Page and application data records
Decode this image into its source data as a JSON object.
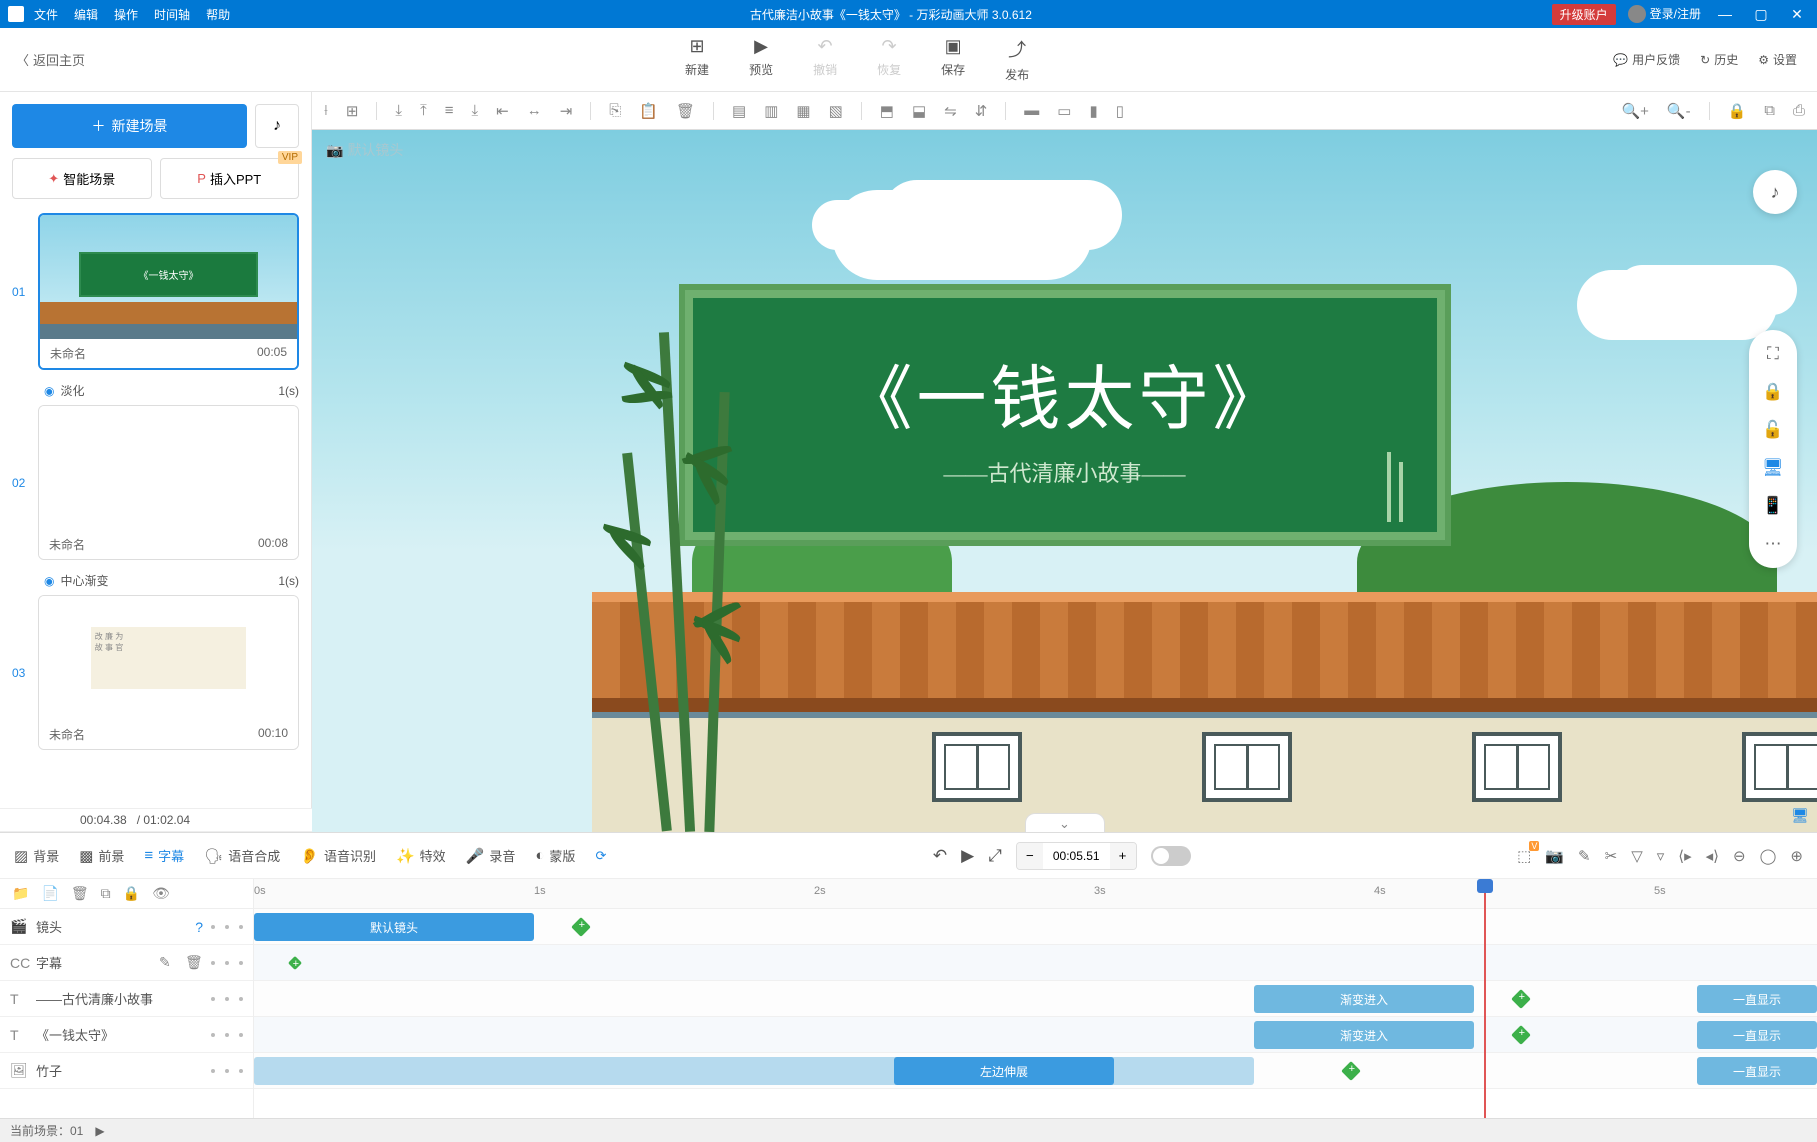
{
  "titlebar": {
    "menus": [
      "文件",
      "编辑",
      "操作",
      "时间轴",
      "帮助"
    ],
    "doc_title": "古代廉洁小故事《一钱太守》",
    "app_name": "万彩动画大师 3.0.612",
    "upgrade": "升级账户",
    "login": "登录/注册"
  },
  "maintb": {
    "back": "返回主页",
    "items": {
      "new": "新建",
      "preview": "预览",
      "undo": "撤销",
      "redo": "恢复",
      "save": "保存",
      "publish": "发布"
    },
    "right": {
      "feedback": "用户反馈",
      "history": "历史",
      "settings": "设置"
    }
  },
  "sidebar": {
    "new_scene": "新建场景",
    "ai_scene": "智能场景",
    "insert_ppt": "插入PPT",
    "vip": "VIP",
    "scenes": [
      {
        "num": "01",
        "name": "未命名",
        "dur": "00:05",
        "active": true,
        "type": "title"
      },
      {
        "num": "02",
        "name": "未命名",
        "dur": "00:08",
        "active": false,
        "type": "blank"
      },
      {
        "num": "03",
        "name": "未命名",
        "dur": "00:10",
        "active": false,
        "type": "text"
      }
    ],
    "transitions": [
      {
        "name": "淡化",
        "dur": "1(s)"
      },
      {
        "name": "中心渐变",
        "dur": "1(s)"
      }
    ],
    "time_current": "00:04.38",
    "time_total": "/ 01:02.04"
  },
  "canvas": {
    "cam_label": "默认镜头",
    "sign_title": "《一钱太守》",
    "sign_sub": "——古代清廉小故事——"
  },
  "bottom": {
    "tabs": {
      "bg": "背景",
      "fg": "前景",
      "subtitle": "字幕",
      "tts": "语音合成",
      "asr": "语音识别",
      "fx": "特效",
      "rec": "录音",
      "mask": "蒙版"
    },
    "time_display": "00:05.51",
    "tracks": {
      "camera": "镜头",
      "subtitle": "字幕",
      "t1": "——古代清廉小故事",
      "t2": "《一钱太守》",
      "t3": "竹子"
    },
    "clips": {
      "default_cam": "默认镜头",
      "fade_in": "渐变进入",
      "stretch_left": "左边伸展",
      "always_show": "一直显示"
    },
    "ruler": [
      "0s",
      "1s",
      "2s",
      "3s",
      "4s",
      "5s"
    ]
  },
  "status": {
    "current_scene": "当前场景：01"
  }
}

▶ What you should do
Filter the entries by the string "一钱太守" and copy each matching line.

▶ Solution to this exercise
    "doc_title": "古代廉洁小故事《一钱太守》",
    "sign_title": "《一钱太守》",
      "t2": "《一钱太守》",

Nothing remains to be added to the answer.